“Malcolm put me on to them. He kept them in a secret compartment in the floor of his caravan.”

“Malcolm…” said Marv wistfully. Malcolm had been the circus’ sharpshooter. British by birth, he dressed as a cowboy and affected a Texan drawl as part of his act. He’d been great, in his day, but he’d never told anyone the secret of where he’d learnt to shoot. Marv had always suspected that he was more than just a sharpshooter or a trick shot. For one thing, he’d never come across a trick shot who knew how to shoot a man in the gut so that it took him a whole day to bleed out.

Magpye unhooked the long handled axe and slung it over his back on a leather strap.

“I’m not going to try and stop you,” said Marv.

“I know.”

“But you can’t do this forever. Eventually, you’re going to have to stop hiding and remember who you are, underneath all of this.”

“Doing this,” said Magpye, unhooking the mask, “Is the only thing that makes sense of any of this.”

Marv stood, placing his arms on Magpye’s shoulders. He could feel hard plates stitched underneath the cloth.

“I used to feel that way, you know I did. They were my family too.”

“You left.”

“And I came back.”

“When they were dead. When it was too late to help anybody.”

Marv looked away. Magpye’s eyes were pale, milky orbs almost devoid of colour, another of the mysterious changes that had come over the boy Marv had once known as Able Quirk, and it was impossible to meet their gaze for long. There was something more than that though, something deeper. Marv didn’t see the dead, or hear them like Magpye did, but that didn’t mean that he didn’t remember them. The circus had been his home too, once. Marv, the great magician, the master escape artist. He’d pulled his greatest ever escape without even knowing it, leaving the circus just a few weeks before it was burnt to the ground, the entire crew murdered.

“I helped you, didn’t I?” he asked weakly.

“Yes, Marv, you did,” replied Magpye. “And you’re still helping me now. Let’s face it, if I stop, what else are we going to do?”

“Live?” suggested Marv, his tone glib.

“As ghosts, maybe. Hiding down here in a tomb? We may as well be dead.”

“But we’re not. We’ve got a chance. I’ve got friends in LA, a few friends in Vegas… we could start over.” Marv gripped Magpye by the shoulders, tightening his grip, “Everyone who goes up against the Kings ends up dead, kid.
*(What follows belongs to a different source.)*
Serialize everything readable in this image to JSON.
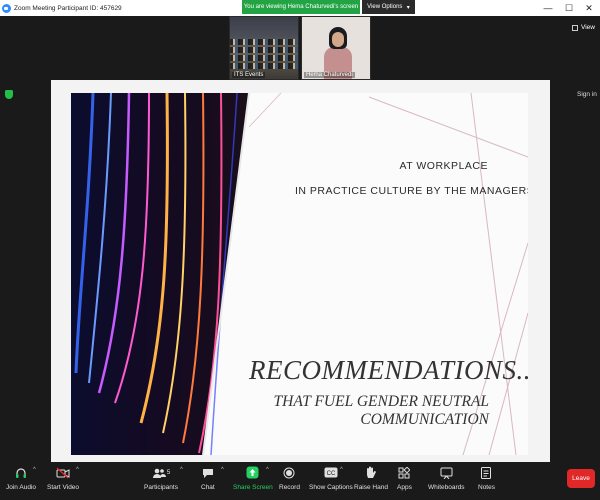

Everyone knows that. What happened here, what happened to us? They’ve done things a hundred times worse. They own this city, and nobody is taking it from them.”

“I am.”

“Bullshit!” scoffed Marv. “Well, at least use that secret passage of yours,” he said, heading out of the room. “I don’t want Marissa any more upset than she is already. And don’t think you can come back and haunt me if you get yourself killed out there.”

But Magpye didn’t answer. As he closed the door, Marv heard the unmistakeable sound of Able Quirk zipping up his mask, and he knew that any vestige of the boy was gone in that instant. Inside the mask, there was only Magpye, and Magpye only wanted one thing.

Magpye was going to kill the King.